Problem statement:
Copy the following listing word for word.

Exercise inputs:
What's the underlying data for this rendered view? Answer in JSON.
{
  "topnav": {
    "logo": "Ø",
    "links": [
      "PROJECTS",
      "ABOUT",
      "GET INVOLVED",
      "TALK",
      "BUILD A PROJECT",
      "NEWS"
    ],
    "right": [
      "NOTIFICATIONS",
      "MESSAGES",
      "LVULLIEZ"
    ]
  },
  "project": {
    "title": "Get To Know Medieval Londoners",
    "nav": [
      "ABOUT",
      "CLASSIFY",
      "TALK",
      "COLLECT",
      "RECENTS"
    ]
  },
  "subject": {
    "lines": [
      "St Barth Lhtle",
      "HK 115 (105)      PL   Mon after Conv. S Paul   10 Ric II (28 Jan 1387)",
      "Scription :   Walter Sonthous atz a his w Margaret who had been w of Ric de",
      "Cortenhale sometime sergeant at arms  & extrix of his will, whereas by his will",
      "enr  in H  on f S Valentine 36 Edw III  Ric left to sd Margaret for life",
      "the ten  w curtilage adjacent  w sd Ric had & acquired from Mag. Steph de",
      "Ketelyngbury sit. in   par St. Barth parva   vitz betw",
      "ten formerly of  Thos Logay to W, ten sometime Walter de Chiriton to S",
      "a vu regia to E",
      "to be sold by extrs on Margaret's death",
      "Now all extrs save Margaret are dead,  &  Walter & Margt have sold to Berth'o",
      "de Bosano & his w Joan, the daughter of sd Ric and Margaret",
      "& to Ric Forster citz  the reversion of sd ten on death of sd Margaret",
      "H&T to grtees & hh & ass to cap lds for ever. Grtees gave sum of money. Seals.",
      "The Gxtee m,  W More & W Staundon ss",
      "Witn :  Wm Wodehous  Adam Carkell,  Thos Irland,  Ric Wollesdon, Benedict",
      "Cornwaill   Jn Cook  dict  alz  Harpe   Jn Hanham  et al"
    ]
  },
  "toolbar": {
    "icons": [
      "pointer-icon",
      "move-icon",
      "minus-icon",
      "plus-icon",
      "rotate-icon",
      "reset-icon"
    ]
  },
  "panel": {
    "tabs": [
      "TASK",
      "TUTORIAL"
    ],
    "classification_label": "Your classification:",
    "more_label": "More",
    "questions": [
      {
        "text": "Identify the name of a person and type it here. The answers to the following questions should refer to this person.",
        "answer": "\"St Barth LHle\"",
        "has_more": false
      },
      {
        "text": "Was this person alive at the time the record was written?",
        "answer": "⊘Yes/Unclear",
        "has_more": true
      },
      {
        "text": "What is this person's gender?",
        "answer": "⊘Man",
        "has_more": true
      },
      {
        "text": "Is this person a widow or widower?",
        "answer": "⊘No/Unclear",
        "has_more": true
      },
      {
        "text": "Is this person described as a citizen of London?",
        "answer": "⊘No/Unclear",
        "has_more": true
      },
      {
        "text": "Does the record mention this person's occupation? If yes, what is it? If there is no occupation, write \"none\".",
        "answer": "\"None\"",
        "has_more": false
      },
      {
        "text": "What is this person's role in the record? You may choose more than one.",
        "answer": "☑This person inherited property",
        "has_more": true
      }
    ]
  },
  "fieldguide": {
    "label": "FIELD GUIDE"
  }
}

Exercise result:
What's the underlying data for this rendered view? Answer in JSON.
{
  "topnav": {
    "logo": "Ø",
    "links": [
      "PROJECTS",
      "ABOUT",
      "GET INVOLVED",
      "TALK",
      "BUILD A PROJECT",
      "NEWS"
    ],
    "right": [
      "NOTIFICATIONS",
      "MESSAGES",
      "LVULLIEZ"
    ]
  },
  "project": {
    "title": "Get To Know Medieval Londoners",
    "nav": [
      "ABOUT",
      "CLASSIFY",
      "TALK",
      "COLLECT",
      "RECENTS"
    ]
  },
  "subject": {
    "lines": [
      "St Barth Lhtle",
      "HK 115 (105)      PL   Mon after Conv. S Paul   10 Ric II (28 Jan 1387)",
      "Scription :   Walter Sonthous atz a his w Margaret who had been w of Ric de",
      "Cortenhale sometime sergeant at arms  & extrix of his will, whereas by his will",
      "enr  in H  on f S Valentine 36 Edw III  Ric left to sd Margaret for life",
      "the ten  w curtilage adjacent  w sd Ric had & acquired from Mag. Steph de",
      "Ketelyngbury sit. in   par St. Barth parva   vitz betw",
      "ten formerly of  Thos Logay to W, ten sometime Walter de Chiriton to S",
      "a vu regia to E",
      "to be sold by extrs on Margaret's death",
      "Now all extrs save Margaret are dead,  &  Walter & Margt have sold to Berth'o",
      "de Bosano & his w Joan, the daughter of sd Ric and Margaret",
      "& to Ric Forster citz  the reversion of sd ten on death of sd Margaret",
      "H&T to grtees & hh & ass to cap lds for ever. Grtees gave sum of money. Seals.",
      "The Gxtee m,  W More & W Staundon ss",
      "Witn :  Wm Wodehous  Adam Carkell,  Thos Irland,  Ric Wollesdon, Benedict",
      "Cornwaill   Jn Cook  dict  alz  Harpe   Jn Hanham  et al"
    ]
  },
  "toolbar": {
    "icons": [
      "pointer-icon",
      "move-icon",
      "minus-icon",
      "plus-icon",
      "rotate-icon",
      "reset-icon"
    ]
  },
  "panel": {
    "tabs": [
      "TASK",
      "TUTORIAL"
    ],
    "classification_label": "Your classification:",
    "more_label": "More",
    "questions": [
      {
        "text": "Identify the name of a person and type it here. The answers to the following questions should refer to this person.",
        "answer": "\"St Barth LHle\"",
        "has_more": false
      },
      {
        "text": "Was this person alive at the time the record was written?",
        "answer": "⊘Yes/Unclear",
        "has_more": true
      },
      {
        "text": "What is this person's gender?",
        "answer": "⊘Man",
        "has_more": true
      },
      {
        "text": "Is this person a widow or widower?",
        "answer": "⊘No/Unclear",
        "has_more": true
      },
      {
        "text": "Is this person described as a citizen of London?",
        "answer": "⊘No/Unclear",
        "has_more": true
      },
      {
        "text": "Does the record mention this person's occupation? If yes, what is it? If there is no occupation, write \"none\".",
        "answer": "\"None\"",
        "has_more": false
      },
      {
        "text": "What is this person's role in the record? You may choose more than one.",
        "answer": "☑This person inherited property",
        "has_more": true
      }
    ]
  },
  "fieldguide": {
    "label": "FIELD GUIDE"
  }
}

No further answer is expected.